» **Exercise goal**
Only lines that contain the string "Open" should be returned from the material below.

» **Source data**
•••••
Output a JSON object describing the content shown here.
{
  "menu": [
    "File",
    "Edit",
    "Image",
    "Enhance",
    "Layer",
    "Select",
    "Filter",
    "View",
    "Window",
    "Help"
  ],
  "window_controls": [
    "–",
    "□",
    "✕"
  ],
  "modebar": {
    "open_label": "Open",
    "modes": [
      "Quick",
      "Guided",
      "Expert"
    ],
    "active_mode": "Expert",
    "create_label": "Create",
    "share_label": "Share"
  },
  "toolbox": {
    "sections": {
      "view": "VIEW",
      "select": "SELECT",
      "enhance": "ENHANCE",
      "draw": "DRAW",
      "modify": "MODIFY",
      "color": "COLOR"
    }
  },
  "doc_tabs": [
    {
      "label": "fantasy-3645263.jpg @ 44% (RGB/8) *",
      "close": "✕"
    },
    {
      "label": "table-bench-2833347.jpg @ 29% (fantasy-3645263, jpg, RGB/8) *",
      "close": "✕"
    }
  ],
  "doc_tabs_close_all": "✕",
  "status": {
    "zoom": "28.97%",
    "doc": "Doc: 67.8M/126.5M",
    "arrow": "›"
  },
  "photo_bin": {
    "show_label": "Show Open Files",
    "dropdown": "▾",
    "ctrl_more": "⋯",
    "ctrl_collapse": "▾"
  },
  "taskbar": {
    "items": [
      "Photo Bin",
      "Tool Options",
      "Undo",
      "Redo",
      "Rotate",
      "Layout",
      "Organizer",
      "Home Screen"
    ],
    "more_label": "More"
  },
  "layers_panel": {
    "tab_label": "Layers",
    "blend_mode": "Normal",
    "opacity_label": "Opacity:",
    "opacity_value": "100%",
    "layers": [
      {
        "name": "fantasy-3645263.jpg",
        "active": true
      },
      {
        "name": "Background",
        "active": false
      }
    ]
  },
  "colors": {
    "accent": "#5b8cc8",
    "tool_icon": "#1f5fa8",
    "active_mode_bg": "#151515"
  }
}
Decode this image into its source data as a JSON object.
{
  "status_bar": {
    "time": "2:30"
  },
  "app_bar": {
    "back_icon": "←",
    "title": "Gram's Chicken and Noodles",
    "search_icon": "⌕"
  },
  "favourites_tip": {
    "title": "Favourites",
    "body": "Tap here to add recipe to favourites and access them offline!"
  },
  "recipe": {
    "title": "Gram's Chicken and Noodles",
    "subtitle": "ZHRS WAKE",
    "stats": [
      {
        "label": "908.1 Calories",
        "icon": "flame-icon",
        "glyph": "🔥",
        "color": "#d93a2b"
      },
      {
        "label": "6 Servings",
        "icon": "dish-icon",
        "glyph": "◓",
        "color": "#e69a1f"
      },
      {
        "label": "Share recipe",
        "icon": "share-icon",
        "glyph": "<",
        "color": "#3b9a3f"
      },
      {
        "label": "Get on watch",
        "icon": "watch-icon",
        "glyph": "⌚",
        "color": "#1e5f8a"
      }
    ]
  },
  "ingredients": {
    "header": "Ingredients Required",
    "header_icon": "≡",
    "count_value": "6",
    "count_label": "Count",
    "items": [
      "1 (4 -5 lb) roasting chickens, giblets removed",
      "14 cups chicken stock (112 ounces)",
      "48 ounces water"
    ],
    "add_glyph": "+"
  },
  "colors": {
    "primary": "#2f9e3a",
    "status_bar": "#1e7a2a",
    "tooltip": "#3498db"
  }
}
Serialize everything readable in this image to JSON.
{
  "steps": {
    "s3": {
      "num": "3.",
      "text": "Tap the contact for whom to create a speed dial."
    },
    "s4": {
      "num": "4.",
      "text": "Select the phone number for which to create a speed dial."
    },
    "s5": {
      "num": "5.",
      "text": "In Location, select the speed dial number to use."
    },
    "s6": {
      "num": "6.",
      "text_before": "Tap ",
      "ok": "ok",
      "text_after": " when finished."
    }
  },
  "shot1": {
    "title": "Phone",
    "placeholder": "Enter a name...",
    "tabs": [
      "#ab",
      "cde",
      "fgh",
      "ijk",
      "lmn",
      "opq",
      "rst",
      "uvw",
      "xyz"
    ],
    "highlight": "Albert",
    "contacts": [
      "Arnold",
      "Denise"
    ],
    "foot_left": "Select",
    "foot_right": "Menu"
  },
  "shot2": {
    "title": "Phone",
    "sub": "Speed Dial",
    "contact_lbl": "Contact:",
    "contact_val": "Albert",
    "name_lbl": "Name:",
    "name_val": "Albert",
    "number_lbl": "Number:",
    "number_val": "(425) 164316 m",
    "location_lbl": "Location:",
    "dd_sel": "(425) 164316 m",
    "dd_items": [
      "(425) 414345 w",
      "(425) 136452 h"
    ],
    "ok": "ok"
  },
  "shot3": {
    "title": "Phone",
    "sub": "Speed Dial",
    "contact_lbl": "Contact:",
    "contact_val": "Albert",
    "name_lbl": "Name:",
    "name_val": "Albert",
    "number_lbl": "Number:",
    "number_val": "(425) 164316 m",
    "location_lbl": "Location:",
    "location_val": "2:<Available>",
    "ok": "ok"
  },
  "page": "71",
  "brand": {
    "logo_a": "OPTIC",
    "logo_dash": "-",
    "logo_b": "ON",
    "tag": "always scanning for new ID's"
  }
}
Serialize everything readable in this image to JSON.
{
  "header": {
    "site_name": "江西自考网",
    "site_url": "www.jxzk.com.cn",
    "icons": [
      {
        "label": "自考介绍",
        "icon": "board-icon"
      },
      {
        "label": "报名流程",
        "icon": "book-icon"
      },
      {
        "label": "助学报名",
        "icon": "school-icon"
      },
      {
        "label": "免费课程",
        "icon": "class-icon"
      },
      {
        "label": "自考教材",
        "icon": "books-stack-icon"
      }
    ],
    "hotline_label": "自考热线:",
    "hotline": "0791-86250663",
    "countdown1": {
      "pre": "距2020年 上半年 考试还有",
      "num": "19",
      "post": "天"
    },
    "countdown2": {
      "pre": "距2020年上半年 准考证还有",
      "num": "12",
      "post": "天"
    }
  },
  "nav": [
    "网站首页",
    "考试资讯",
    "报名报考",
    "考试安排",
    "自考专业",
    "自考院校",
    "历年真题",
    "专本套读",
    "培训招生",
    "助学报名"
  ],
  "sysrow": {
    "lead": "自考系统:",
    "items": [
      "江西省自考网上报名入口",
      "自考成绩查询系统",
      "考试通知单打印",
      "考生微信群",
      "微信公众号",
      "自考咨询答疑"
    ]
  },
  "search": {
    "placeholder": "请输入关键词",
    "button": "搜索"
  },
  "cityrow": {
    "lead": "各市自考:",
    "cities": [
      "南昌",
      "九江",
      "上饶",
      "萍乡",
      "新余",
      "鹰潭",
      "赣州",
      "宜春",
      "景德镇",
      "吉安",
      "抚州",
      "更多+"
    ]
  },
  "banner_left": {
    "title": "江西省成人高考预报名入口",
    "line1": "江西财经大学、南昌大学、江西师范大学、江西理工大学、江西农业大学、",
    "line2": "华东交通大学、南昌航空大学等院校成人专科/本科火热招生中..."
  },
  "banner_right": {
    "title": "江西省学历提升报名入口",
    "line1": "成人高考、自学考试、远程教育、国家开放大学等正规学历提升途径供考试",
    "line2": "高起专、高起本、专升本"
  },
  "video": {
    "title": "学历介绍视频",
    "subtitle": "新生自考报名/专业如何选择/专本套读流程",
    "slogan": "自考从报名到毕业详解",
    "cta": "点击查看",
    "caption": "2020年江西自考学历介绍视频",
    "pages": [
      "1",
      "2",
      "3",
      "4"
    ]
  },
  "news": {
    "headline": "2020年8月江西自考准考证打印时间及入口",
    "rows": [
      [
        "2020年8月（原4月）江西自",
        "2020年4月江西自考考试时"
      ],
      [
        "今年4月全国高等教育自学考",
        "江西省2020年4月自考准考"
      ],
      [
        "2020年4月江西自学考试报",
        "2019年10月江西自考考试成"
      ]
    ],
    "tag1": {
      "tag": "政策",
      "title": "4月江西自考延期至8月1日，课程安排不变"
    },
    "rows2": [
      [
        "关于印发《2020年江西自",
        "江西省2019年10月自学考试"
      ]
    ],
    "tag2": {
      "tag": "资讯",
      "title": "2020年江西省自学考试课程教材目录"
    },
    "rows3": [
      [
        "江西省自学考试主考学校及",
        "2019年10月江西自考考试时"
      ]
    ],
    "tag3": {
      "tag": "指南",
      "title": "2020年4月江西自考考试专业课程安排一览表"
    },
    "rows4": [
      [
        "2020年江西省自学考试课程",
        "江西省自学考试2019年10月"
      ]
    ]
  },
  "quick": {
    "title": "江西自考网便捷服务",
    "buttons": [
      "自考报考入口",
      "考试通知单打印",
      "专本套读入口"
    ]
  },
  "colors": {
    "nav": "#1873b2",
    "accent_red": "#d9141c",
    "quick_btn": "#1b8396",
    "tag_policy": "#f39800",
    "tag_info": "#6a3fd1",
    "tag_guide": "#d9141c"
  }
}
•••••
» **Result for this task**
    "open_label": "Open",
    "show_label": "Show Open Files",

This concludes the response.